In a statement on Monday from Nortel's Asia-Pacific headquarters, the company said it "has initiated a business and financial restructuring process to strengthen the business for the long-term".
The statement also said "this is a solution that will allow Nortel to deal decisively with its cost and debt burden, to effectively restructure its operations and to narrow its strategic focus in an effective and timely manner".
The company, burdened by bond debts, is reportedly considering "shredding" some of its business units to remain afloat.
But the statement from the Asia-Pacific headquarters said: "Nortel is still very much in business and we will continue to be 100 percent focused on driving results for all of our stakeholders".
Reports said Nortel, saddled by debts amid a slowdown in sales from its major markets, filed for bankruptcy protection in the US, Canada and Europe, in an apparent effort to "save" some of its business.
The bankruptcy filing came a day before the firm was due to make an interest payment of about $107m, reports also said.
As expected, Nortel shares took a dip following the news.
Major markets for Nortel, such as the US and Europe, have considerably slowed down due to intensifying competition, the reports also said.
Gavin Graham, director of investments at BMO Asset Management in Toronto, was quoted in a Reuters report as saying "it's obviously a remarkable transformation from where it was as the largest company in Canada worth about 35 percent of the [Toronto Stock Exchange] in 2000".
"But this is a reflection of the way that the telecommunications industry has changed." the analyst added, according to Reuters.
Nortel is facing tough competition from virtually all regions.
In Asia, the company faces formidable rivals in Huawei and ZTE, while Alcatel-Lucent, Ericsson, and other network equipment makers continue to compete with the firm.
In the Philippines, meanwhile, the company remains mum on the issue.

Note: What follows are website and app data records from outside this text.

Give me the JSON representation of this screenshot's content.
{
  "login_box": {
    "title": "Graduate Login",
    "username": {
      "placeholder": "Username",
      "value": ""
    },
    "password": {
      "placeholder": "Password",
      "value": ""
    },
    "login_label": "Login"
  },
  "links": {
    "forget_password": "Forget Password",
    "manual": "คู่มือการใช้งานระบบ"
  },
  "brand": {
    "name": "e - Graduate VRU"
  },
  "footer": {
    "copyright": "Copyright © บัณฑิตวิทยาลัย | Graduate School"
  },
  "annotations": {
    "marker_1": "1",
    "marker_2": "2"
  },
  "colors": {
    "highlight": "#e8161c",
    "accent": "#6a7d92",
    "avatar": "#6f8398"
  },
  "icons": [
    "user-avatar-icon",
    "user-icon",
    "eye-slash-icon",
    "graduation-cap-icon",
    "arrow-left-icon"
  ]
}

In its latest press conference in December, Nortel Philippines reported that the company continues to be "liquid".
It also disclosed plans to offer new network technologies for large Philippine enterprises, a major contributor of its business.
Mandy Pascual, Nortel Philippines country manager for enterprise, said Nortel will focus on large enterprises, particularly on applications based on telepresence.
Pascual said although there are no telepresence installations in the Philippines yet, the large companies including telecommunications providers, business process outsourcers (BPOs), multinationals and others are seriously looking at the technology.
The ongoing global economic crunch, Pascual said, could be one of the catalysts for telepresence to take off in the Philippines, as companies look for long-term products for cost-savings in their respective operations.
The executive said actual telepresence installations in the Philippines may be seen in "one to two years" from now.